The promising new research explained.
Probiotics are so hot right now. Every week bring news of another benefit tied to these tiny bacteria, which naturally congregate by the millions in your gut and intestines. Recent research has shown probiotics can aid digestion and ward off illness. And a new study, published in the British Journal of Nutrition, links one probiotic strain to fat loss. But can you trust the weight-reduction claims?
First, the science: A team of Japanese researchers split 210 overweight people into three groups. While everyone consumed a daily 7-ounce serving of fermented milk, two of the groups drank milk spiked with varying amounts of a probiotic called Lactobacillus gasseri SBT2055, which past research has tied to fat loss. After 12 weeks, people slugging the probiotic milk formulas dropped roughly 8 to 9 percent of their visceral fat—a particularly unhealthy type that builds up around your heart and organs. Both probiotic groups also lost 1 to 3 percent of their belly fat, the study shows.
Your intestines manage the digestion and absorption of the foods you eat, explains study co-author Yukio Kadooka, a researcher with the Snow Brand Company in Japan. And it’s possible the probiotic featured in the study lowers intestinal inflammation and aids digestion, both of which could prevent the buildup of body fat, Kadooka says.
But here’s the first problem: The probiotic strain highlighted in this research isn’t commercially available in the U.S., Kadooka says. The second problem: Like Kadooka’s study, most of the research linking probiotics to weight loss have been conducted (or funded) by companies who sell products containing those same probiotics.

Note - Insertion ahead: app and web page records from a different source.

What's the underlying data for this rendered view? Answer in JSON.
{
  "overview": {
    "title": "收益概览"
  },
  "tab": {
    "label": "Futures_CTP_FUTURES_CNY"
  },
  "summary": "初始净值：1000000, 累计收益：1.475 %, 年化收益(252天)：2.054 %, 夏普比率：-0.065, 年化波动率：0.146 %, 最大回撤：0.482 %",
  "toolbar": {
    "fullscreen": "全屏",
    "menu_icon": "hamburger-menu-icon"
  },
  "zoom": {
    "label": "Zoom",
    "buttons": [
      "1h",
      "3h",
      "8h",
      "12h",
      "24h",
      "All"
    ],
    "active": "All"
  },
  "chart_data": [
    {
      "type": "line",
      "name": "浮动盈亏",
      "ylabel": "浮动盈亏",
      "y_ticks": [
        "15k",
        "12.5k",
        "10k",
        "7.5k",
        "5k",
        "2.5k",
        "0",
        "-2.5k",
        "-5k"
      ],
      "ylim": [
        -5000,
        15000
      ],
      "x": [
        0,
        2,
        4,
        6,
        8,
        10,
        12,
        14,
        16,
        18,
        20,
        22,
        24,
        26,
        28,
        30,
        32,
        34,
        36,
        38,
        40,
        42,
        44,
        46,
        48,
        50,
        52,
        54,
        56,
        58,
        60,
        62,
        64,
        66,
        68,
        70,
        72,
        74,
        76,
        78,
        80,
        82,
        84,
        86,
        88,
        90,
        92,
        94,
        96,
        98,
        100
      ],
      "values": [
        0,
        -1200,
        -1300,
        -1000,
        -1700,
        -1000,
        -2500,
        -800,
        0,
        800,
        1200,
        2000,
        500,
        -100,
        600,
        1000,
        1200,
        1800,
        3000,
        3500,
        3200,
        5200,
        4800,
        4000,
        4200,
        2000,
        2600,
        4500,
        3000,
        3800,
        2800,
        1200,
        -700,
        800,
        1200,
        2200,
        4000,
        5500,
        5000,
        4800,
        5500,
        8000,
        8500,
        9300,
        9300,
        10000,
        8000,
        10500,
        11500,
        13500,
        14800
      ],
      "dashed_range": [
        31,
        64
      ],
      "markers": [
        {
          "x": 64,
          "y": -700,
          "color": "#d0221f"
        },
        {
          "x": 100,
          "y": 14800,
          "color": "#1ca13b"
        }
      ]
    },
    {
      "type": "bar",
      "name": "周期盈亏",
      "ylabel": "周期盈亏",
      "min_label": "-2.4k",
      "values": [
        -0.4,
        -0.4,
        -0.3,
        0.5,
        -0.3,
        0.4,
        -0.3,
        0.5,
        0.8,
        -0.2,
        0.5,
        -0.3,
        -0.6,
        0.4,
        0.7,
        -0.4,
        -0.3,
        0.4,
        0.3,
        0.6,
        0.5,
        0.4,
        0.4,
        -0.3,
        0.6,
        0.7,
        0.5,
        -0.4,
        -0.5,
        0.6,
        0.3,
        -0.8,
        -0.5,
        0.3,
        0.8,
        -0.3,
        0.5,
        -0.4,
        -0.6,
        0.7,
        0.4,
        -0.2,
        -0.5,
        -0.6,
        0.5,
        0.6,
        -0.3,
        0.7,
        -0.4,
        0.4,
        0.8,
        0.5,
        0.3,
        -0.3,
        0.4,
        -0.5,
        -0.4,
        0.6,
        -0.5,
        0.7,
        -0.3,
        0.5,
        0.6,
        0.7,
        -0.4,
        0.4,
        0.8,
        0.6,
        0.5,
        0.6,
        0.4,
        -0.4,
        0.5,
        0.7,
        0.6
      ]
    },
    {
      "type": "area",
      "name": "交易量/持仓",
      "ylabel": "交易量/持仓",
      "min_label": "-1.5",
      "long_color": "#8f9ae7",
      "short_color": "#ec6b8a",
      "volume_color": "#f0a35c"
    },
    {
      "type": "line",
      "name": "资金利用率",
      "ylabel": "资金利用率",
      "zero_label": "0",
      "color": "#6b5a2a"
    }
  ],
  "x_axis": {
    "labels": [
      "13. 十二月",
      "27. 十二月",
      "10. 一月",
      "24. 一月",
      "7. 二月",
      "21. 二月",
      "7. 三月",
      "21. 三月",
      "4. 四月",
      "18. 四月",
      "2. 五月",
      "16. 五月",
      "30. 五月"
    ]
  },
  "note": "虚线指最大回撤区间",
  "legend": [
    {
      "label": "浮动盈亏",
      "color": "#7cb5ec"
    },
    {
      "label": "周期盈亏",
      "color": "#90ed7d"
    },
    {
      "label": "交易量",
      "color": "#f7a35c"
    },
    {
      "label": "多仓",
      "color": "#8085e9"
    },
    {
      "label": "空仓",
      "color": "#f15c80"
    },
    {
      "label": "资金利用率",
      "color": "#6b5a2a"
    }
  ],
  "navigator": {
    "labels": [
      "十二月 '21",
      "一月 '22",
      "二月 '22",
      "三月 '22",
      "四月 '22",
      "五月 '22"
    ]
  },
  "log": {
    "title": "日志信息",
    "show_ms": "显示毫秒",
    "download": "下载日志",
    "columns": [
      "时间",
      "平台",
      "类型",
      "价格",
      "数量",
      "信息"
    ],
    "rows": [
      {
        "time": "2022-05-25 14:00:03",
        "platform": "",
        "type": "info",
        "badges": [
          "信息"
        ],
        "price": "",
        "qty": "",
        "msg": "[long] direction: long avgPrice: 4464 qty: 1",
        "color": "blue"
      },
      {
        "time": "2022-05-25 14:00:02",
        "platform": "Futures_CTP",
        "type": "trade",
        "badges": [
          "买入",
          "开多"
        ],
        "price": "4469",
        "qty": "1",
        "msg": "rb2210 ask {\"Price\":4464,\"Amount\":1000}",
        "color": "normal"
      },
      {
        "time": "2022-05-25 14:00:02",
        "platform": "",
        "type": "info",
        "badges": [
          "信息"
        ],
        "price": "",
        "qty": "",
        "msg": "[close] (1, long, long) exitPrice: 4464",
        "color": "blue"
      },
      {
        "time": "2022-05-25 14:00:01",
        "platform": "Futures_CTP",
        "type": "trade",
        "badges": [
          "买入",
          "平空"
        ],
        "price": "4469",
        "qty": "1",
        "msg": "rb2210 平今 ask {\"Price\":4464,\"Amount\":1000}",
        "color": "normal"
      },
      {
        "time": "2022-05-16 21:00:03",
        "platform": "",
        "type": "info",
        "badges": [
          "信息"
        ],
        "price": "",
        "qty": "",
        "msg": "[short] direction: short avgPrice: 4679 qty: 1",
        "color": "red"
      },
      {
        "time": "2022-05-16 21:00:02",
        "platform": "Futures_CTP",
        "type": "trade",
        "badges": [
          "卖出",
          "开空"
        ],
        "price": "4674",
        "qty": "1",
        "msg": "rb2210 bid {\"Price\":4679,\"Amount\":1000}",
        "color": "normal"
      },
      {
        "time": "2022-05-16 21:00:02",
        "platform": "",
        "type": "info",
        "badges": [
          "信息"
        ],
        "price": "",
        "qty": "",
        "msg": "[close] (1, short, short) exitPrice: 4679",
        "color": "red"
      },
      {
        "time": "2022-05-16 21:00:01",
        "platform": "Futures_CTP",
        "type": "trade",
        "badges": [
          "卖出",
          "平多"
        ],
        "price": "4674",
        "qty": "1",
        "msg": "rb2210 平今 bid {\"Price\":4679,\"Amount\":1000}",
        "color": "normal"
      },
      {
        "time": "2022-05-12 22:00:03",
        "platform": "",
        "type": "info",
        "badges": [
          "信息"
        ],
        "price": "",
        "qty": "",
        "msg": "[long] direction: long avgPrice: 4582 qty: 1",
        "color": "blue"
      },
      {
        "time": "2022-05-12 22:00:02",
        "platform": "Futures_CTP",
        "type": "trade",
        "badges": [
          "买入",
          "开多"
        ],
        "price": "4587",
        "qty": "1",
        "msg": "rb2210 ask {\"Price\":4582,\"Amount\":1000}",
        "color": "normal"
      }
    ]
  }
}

Now, that doesn’t mean the research isn’t valid, says Jeremy Burton, PhD, deputy director of the Canadian Research and Development Centre for Probiotics. “There’s nothing wrong with companies investing in studies, but it’s better when the study is backed up by independent research,” Burton adds.
So far, that independent research is either inconclusive or contradictory. A study published in the International Journal of Obesity found that while some strains of probiotics aid weight loss, others contribute to obesity. “The research now is premature, and requires more analysis,” says that study’s co-author, Didier Raoult, MD, PhD, a Marseille, France-based microbiologist.
Your takeaway? Probiotics offer benefits “to be sure,” Burton says, and research has supported the digestive-health claims of products like Dannon’s Activia yogurt. But the jury’s still out on probiotics when it comes to weight loss. “There’s definitely a role for probiotics in dieting,” Burton adds. “But were still teasing apart all the mechanisms involved.” So for now, don’t count on a probiotic to replace your treadmill or diet plan.
Read more: http://www.prevention.com/weight-loss/weight-loss-tips/probiotics-and-weight-loss#ixzz2Z7sdYx2g